* WHAT TO WORK ON
While reading through the material below, copy each line that holds the word "this".

* DATA PROVIDED
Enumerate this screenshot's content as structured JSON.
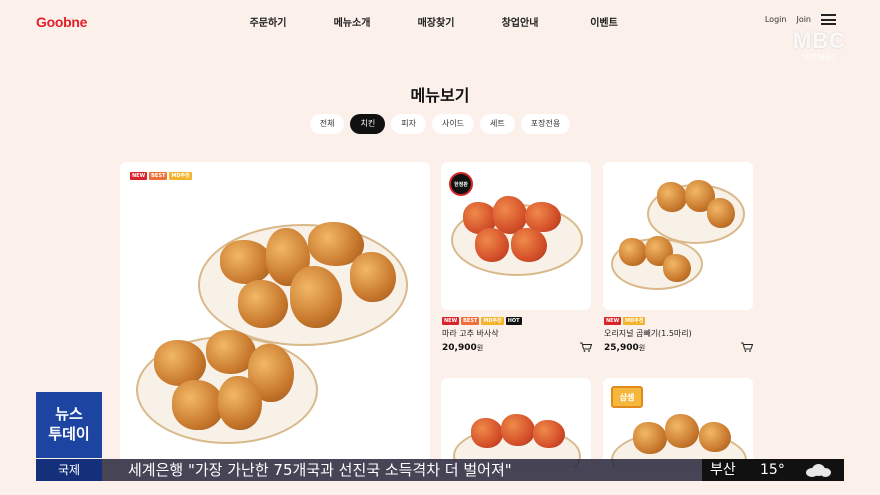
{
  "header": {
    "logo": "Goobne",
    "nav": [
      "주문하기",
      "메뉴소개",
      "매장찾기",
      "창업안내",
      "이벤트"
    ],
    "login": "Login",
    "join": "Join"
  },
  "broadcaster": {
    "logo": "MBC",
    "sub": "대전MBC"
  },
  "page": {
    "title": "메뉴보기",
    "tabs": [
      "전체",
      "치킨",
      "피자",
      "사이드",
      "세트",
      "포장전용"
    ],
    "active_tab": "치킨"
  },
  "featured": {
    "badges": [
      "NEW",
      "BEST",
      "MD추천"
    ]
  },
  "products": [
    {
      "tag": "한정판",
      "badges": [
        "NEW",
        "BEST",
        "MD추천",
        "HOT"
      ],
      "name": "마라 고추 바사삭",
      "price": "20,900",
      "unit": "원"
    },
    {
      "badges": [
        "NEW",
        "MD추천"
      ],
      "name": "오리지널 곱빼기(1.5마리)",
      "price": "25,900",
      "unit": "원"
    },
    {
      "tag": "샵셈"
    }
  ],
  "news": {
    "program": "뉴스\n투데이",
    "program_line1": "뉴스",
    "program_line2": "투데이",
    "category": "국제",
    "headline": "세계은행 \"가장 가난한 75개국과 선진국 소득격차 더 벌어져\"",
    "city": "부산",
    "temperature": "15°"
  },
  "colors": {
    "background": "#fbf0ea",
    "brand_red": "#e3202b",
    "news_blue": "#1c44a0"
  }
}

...

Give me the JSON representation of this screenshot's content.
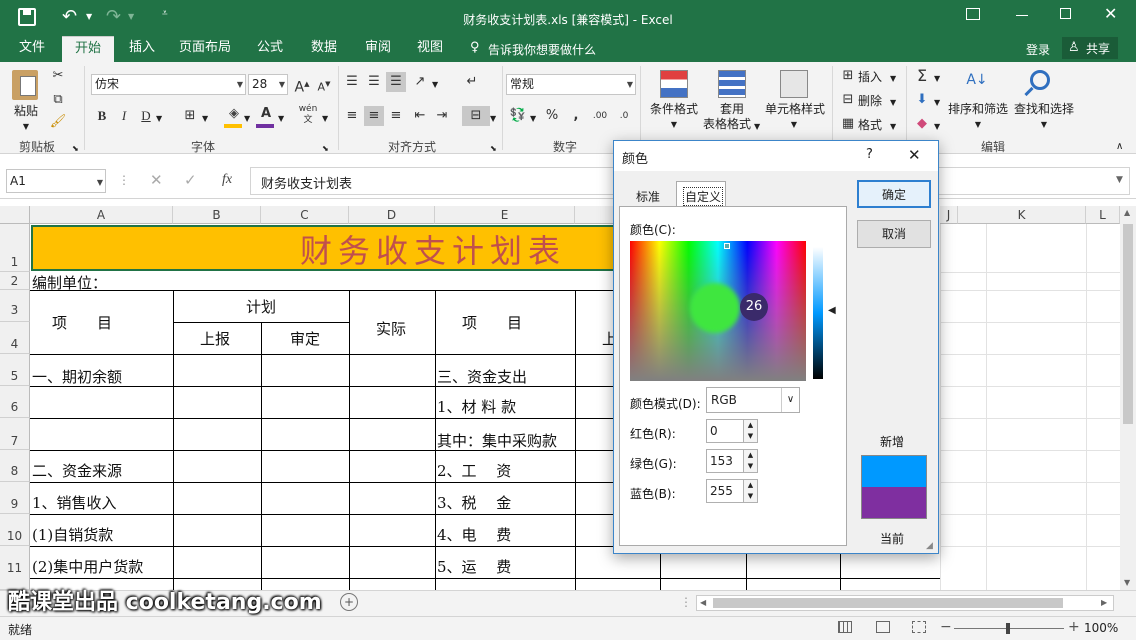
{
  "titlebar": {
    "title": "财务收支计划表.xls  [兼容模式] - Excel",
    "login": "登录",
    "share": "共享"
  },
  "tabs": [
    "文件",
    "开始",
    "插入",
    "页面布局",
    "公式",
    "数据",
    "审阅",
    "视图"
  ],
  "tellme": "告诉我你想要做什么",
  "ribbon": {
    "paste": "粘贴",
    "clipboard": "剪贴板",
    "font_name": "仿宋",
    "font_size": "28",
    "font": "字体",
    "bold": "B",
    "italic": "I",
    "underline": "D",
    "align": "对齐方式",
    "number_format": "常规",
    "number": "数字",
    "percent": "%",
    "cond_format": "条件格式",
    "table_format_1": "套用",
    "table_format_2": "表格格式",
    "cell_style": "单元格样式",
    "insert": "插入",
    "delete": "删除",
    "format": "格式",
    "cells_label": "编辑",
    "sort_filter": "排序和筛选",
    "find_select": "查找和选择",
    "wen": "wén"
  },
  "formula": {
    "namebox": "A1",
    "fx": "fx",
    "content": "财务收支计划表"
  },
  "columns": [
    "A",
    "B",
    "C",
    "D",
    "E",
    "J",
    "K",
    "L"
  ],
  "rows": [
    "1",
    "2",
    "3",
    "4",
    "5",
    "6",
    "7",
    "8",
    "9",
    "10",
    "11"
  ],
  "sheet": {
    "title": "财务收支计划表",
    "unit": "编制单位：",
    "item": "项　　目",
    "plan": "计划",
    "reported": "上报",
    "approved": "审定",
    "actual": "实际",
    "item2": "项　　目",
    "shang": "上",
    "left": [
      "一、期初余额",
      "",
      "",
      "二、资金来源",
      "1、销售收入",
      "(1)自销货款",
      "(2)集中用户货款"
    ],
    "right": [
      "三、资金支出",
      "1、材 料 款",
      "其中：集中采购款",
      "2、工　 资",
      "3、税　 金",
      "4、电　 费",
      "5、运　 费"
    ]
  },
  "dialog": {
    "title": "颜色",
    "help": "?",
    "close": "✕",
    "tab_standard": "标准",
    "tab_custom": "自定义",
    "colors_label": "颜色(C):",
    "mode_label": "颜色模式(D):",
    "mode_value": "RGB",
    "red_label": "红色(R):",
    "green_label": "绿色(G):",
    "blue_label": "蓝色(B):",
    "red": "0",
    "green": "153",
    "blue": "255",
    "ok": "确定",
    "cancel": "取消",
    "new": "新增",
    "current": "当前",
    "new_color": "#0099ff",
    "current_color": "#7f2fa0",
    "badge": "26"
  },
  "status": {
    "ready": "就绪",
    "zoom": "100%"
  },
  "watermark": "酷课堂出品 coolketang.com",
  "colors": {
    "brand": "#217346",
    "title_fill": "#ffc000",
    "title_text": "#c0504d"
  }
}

* TASK RESPONSE
Enumerate this screenshot's content as structured JSON.
Give me the JSON representation of this screenshot's content.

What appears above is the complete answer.